WORK TO COMPLETE: Copies of all lines that contain "content" are needed; take them from the data below.

Records drawn from a dataset

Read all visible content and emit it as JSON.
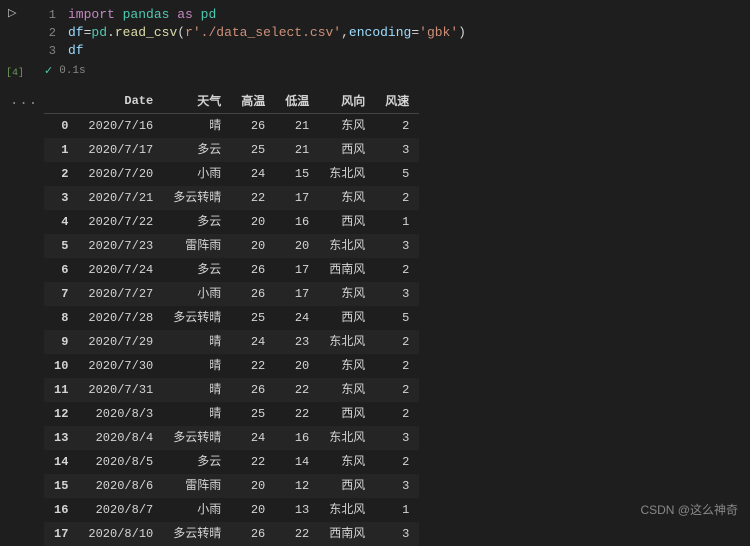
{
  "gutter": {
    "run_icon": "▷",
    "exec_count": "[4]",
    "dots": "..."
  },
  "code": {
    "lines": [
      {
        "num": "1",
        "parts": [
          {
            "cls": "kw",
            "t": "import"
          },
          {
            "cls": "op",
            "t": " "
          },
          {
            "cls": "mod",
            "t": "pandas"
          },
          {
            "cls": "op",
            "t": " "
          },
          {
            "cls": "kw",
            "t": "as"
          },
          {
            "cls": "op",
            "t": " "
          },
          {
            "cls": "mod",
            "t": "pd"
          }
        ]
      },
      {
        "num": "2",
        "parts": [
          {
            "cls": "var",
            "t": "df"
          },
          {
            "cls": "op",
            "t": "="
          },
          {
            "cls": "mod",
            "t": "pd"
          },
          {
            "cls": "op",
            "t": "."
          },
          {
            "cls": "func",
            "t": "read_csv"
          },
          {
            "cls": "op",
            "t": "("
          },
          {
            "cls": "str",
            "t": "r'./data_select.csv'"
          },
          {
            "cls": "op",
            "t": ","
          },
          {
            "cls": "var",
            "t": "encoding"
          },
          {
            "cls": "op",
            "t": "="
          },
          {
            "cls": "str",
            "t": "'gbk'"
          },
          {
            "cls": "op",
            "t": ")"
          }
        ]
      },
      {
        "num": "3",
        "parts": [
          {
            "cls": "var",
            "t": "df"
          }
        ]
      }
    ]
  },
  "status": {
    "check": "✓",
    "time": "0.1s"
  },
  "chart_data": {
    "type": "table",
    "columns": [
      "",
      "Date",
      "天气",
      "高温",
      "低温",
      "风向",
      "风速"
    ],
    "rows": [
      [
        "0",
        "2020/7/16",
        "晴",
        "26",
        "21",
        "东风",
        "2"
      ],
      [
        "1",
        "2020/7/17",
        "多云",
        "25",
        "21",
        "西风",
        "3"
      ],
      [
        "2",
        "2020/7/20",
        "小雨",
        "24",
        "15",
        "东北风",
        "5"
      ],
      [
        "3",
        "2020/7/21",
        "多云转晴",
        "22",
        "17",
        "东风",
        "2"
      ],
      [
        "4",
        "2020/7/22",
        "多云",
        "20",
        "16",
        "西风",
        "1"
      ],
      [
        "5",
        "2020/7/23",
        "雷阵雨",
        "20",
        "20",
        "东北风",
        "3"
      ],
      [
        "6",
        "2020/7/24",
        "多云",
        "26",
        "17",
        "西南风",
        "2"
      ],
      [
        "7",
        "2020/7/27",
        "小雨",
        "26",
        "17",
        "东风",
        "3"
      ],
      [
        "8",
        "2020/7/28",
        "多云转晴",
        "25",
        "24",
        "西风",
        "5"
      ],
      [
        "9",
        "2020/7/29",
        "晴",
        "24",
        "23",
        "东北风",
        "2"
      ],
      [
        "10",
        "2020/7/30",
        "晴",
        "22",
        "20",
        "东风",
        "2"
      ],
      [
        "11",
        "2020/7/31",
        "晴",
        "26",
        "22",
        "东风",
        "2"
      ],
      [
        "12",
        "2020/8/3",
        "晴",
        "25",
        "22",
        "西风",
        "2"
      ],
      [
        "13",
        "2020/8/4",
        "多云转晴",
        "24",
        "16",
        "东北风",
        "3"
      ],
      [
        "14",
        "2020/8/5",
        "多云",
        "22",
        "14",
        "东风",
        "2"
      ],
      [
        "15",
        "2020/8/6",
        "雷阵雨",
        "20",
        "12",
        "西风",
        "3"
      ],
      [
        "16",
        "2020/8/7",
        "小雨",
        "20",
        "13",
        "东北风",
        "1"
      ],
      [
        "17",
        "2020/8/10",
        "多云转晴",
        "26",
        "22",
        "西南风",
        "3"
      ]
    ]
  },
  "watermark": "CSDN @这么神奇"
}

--

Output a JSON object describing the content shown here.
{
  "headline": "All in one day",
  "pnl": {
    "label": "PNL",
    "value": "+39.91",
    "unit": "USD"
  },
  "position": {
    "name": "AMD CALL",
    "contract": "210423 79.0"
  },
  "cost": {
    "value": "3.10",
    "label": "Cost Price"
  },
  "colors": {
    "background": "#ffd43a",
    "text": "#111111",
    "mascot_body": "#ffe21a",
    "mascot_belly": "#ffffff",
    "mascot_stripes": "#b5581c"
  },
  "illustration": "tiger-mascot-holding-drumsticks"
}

SOLUTION TO THIS PROBLEM:
Read all visible content and emit it as JSON.
Output a JSON object describing the content shown here.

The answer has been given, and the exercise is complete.